■ **Recorded data**

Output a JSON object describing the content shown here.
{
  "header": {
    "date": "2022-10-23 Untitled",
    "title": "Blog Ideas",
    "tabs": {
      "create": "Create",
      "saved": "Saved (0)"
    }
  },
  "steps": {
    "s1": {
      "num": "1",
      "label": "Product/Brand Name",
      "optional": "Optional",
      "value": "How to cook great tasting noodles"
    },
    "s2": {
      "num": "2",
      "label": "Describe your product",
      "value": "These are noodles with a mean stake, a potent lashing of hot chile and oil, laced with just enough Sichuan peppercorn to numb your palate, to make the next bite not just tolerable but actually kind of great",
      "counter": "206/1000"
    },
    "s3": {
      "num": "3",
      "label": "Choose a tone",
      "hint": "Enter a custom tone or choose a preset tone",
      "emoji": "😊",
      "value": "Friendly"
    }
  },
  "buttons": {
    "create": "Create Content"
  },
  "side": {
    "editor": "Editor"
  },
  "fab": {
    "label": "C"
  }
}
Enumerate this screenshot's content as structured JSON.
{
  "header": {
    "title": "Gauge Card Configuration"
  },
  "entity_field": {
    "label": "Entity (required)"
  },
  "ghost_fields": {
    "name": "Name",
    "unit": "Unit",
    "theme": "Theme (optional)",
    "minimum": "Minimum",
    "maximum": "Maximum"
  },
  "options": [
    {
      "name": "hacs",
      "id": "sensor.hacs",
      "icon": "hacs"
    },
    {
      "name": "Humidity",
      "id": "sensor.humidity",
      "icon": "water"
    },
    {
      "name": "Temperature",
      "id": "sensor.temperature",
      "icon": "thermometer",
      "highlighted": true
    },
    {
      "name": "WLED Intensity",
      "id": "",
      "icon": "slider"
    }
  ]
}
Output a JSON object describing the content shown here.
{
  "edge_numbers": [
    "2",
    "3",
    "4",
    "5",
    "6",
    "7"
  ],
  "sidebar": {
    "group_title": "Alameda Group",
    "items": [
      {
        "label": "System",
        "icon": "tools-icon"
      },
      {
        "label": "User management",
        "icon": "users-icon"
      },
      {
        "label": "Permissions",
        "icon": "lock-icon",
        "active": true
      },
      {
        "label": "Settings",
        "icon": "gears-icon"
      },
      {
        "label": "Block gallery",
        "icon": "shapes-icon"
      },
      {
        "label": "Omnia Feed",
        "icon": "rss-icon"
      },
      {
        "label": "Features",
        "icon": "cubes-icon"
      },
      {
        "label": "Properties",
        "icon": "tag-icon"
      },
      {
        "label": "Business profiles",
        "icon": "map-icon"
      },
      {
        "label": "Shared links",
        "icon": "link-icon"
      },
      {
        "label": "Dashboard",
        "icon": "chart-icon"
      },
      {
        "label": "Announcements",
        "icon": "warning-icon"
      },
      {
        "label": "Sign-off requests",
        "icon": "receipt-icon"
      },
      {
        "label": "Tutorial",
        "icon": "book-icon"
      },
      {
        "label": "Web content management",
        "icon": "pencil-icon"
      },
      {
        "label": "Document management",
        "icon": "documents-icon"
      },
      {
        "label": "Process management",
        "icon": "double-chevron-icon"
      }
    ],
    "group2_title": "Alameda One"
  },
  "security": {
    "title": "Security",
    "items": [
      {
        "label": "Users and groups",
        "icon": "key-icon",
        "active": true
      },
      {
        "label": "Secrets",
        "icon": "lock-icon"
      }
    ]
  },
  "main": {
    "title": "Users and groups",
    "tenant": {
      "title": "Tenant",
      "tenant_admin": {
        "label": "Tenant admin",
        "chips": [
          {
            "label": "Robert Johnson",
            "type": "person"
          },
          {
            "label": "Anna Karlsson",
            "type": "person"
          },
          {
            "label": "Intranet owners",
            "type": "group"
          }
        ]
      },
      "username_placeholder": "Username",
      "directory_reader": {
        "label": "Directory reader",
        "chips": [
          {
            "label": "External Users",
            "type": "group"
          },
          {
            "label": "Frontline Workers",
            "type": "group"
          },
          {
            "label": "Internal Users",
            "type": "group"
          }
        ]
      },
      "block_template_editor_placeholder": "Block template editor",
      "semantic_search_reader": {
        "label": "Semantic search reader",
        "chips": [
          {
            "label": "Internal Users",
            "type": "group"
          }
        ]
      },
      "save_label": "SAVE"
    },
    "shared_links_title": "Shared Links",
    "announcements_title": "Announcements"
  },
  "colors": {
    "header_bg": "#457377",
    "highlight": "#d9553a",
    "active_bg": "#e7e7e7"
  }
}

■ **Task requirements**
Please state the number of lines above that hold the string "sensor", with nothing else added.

■ **Output below**
3